Indeed, in a U.S. compact market long dominated by imports, the Cruze seems poised to take a bigger bite of the Tastykake. For one thing, the redesigned Cruze is nicely executed. It is an attractive, well-engineered car that drives adeptly and proves quiet, comfortable, and roomy.
There is also reason to believe it will take a licking and keep on ticking. Consumer Reports put the Cruze on its "10 Most Reliable Cars" list for 2016 — a list that did not include any of its compact competitors, such as the Honda Civic and the Toyota Corolla.
The fact that a hatchback was added to the Cruze stable for 2017 and a 52-mpg diesel model followed earlier this year should also help sales.
I've already tested the Cruze in both sedan and hatchback attire. But in both cases, it was the upmarket Premier model — the most costly of the four Cruze trim levels. (The sedan starts at $23,475, the hatch at $23,945.) So, I decided to go down-market and see what life was like for people of my class.

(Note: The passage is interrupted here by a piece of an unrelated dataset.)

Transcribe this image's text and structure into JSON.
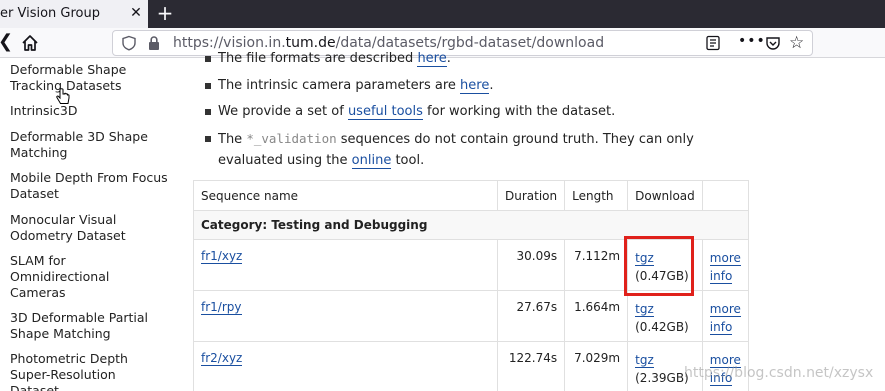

The Cruze sedan starts at $16,975 for the reasonably equipped base L model with a six-speed manual gearbox. I opted for the LS model ($18,525), which is one step up and includes niceties like a tilt/telescopic steering wheel, Bluetooth/USB integration, OnStar (free for the first three months), WiFi, Android Auto, and Apple CarPlay capability, a rear camera, a seven-inch touchscreen, remote locking, a remote trunk opener, power mirrors, and stylish cloth seats. It did not include a new option called Teen Driver, which allows parents to spy on their kid's driving. (George Orwell would have called it Big Mother.)
Like the posh Premier, the LS is powered by a 1.4-liter, direct-injected turbo that extracts 153 horsepower and 177 pound feet of torque from regular gas. That torque-rich four-banger gets the Cruze from a standing start to 60 in a follicle under eight seconds. That's not going to embarrass your affluent uncle's Mercedes AMG, but it will best most of its competitors. It will also do that without the buzzyness that attends most small fours when you crack the whip over them.
Good fuel economy also attends the party. The tester, fitted with a smooth-shifting six-speed manual, had fine EPA mileage ratings of 28 city and 39 highway. But they were not quite as fine as the Cruze with the six-speed automatic, which is rated at 29 and 39.
While the Cruze boasts crisp, competent handling, it's not quite as sporty in the corners as, say, a Civic or Mazda 3. Where it shines is in the way its suspension balances good handling with a supple ride that takes the jar out of jarring bumps.
That good ride and handling, as well as the cabin quietude and improved crash protection, owes something to the fact that structural rigidity was enhanced through the increased use of high-strength steel.
The tester was roomy and comfortable, with a generous 15-cubic-foot trunk.
While it wasn't as hedonistic as its more upscale brethren, and lacked the optional electronic safety devices often found on them, the LS proved satisfying business from both an aesthetic and kinetic standpoint. I liked the way it was styled and screwed together, as well as its comfort and road manners.